    HubPages Google AnalyticsThis is used to provide data on traffic to our website, all personally identifyable data is anonymized. (Privacy Policy)
    HubPages Traffic PixelThis is used to collect data on traffic to articles and other pages on our site. Unless you are signed in to a HubPages account, all personally identifiable information is anonymized.
    Amazon Web ServicesThis is a cloud services platform that we used to host our service. (Privacy Policy)
    CloudflareThis is a cloud CDN service that we use to efficiently deliver files required for our service to operate such as javascript, cascading style sheets, images, and videos. (Privacy Policy)
    Google Hosted LibrariesJavascript software libraries such as jQuery are loaded at endpoints on the or domains, for performance and efficiency reasons. (Privacy Policy)
    Google Custom SearchThis is feature allows you to search the site. (Privacy Policy)
    Google MapsSome articles have Google Maps embedded in them. (Privacy Policy)
    Google ChartsThis is used to display charts and graphs on articles and the author center. (Privacy Policy)
    Google AdSense Host APIThis service allows you to sign up for or associate a Google AdSense account with HubPages, so that you can earn money from ads on your articles. No data is shared unless you engage with this feature. (Privacy Policy)
    Google YouTubeSome articles have YouTube videos embedded in them. (Privacy Policy)
    VimeoSome articles have Vimeo videos embedded in them. (Privacy Policy)
    PaypalThis is used for a registered author who enrolls in the HubPages Earnings program and requests to be paid via PayPal. No data is shared with Paypal unless you engage with this feature. (Privacy Policy)
    Facebook LoginYou can use this to streamline signing up for, or signing in to your Hubpages account. No data is shared with Facebook unless you engage with this feature. (Privacy Policy)
    MavenThis supports the Maven widget and search functionality. (Privacy Policy)
    Google AdSenseThis is an ad network. (Privacy Policy)

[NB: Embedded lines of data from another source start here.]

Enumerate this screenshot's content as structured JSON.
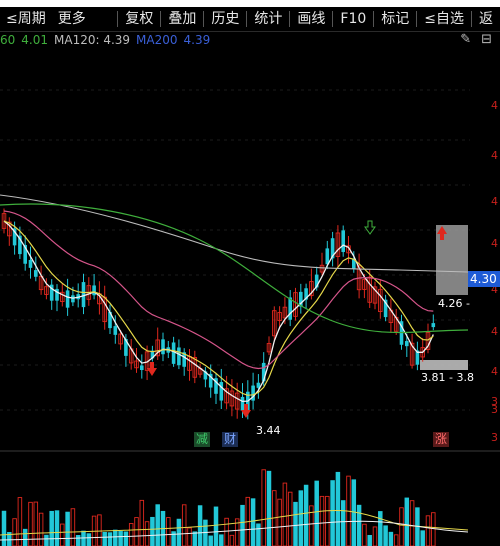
{
  "toolbar": {
    "period": "≤周期",
    "more": "更多",
    "buttons": [
      "复权",
      "叠加",
      "历史",
      "统计",
      "画线",
      "F10",
      "标记",
      "≤自选",
      "返"
    ]
  },
  "ma_legend": {
    "ma60_label": "60",
    "ma60_value": "4.01",
    "ma120": "MA120: 4.39",
    "ma200_label": "MA200",
    "ma200_value": "4.39"
  },
  "price_labels": {
    "low": "3.44",
    "level_upper": "4.26 -",
    "range": "3.81 - 3.8"
  },
  "current_price": "4.30",
  "markers": {
    "jian": "减",
    "cai": "财",
    "zhang": "涨"
  },
  "right_axis": [
    "4",
    "4",
    "4",
    "4",
    "4",
    "4",
    "4",
    "3",
    "3",
    "3"
  ],
  "colors": {
    "up": "#e0281e",
    "down": "#22c8d8",
    "ma_white": "#f2f2f2",
    "ma_yellow": "#e6d84a",
    "ma_pink": "#d5558a",
    "ma_green": "#3fae3c",
    "ma_gray": "#bcbcbc",
    "accent_blue": "#1e5bd6"
  },
  "icons": {
    "edit": "✎",
    "minus": "⊟"
  }
}
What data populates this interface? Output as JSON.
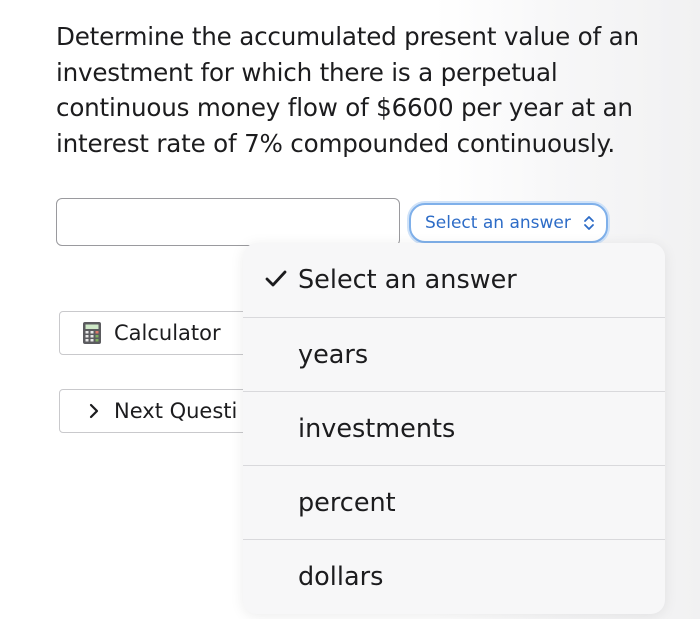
{
  "question": {
    "lines": [
      "Determine the accumulated present value of an",
      "investment for which there is a perpetual",
      "continuous money flow of $6600 per year at an",
      "interest rate of 7% compounded continuously."
    ]
  },
  "answer": {
    "value": "",
    "placeholder": ""
  },
  "unit_select": {
    "selected_label": "Select an answer",
    "options": [
      {
        "label": "Select an answer",
        "selected": true
      },
      {
        "label": "years",
        "selected": false
      },
      {
        "label": "investments",
        "selected": false
      },
      {
        "label": "percent",
        "selected": false
      },
      {
        "label": "dollars",
        "selected": false
      }
    ]
  },
  "buttons": {
    "calculator_label": "Calculator",
    "next_label": "Next Questi"
  },
  "icons": {
    "calculator": "calculator-icon",
    "next": "chevron-right-icon",
    "select": "chevron-up-down-icon",
    "checkmark": "checkmark-icon"
  },
  "colors": {
    "accent": "#2d6cc7",
    "select_border": "#7fb0ea",
    "text": "#1c1c1e",
    "menu_bg": "#f7f7f8"
  }
}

    Google DoubleClickGoogle provides ad serving technology and runs an ad network. (Privacy Policy)
    Index ExchangeThis is an ad network. (Privacy Policy)
    SovrnThis is an ad network. (Privacy Policy)

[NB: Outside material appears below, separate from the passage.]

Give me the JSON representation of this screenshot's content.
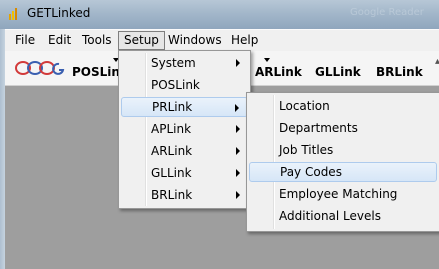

    Facebook AdsThis is an ad network. (Privacy Policy)
    Amazon Unified Ad MarketplaceThis is an ad network. (Privacy Policy)
    AppNexusThis is an ad network. (Privacy Policy)
    OpenxThis is an ad network. (Privacy Policy)
    Rubicon ProjectThis is an ad network. (Privacy Policy)
    TripleLiftThis is an ad network. (Privacy Policy)
    Say MediaWe partner with Say Media to deliver ad campaigns on our sites. (Privacy Policy)
    Remarketing PixelsWe may use remarketing pixels from advertising networks such as Google AdWords, Bing Ads, and Facebook in order to advertise the HubPages Service to people that have visited our sites.
    Conversion Tracking PixelsWe may use conversion tracking pixels from advertising networks such as Google AdWords, Bing Ads, and Facebook in order to identify when an advertisement has successfully resulted in the desired action, such as signing up for the HubPages Service or publishing an article on the HubPages Service.
    Author Google AnalyticsThis is used to provide traffic data and reports to the authors of articles on the HubPages Service. (Privacy Policy)
    ComscoreComScore is a media measurement and analytics company providing marketing data and analytics to enterprises, media and advertising agencies, and publishers. Non-consent will result in ComScore only processing obfuscated personal data. (Privacy Policy)
    Amazon Tracking PixelSome articles display amazon products as part of the Amazon Affiliate program, this pixel provides traffic statistics for those products (Privacy Policy)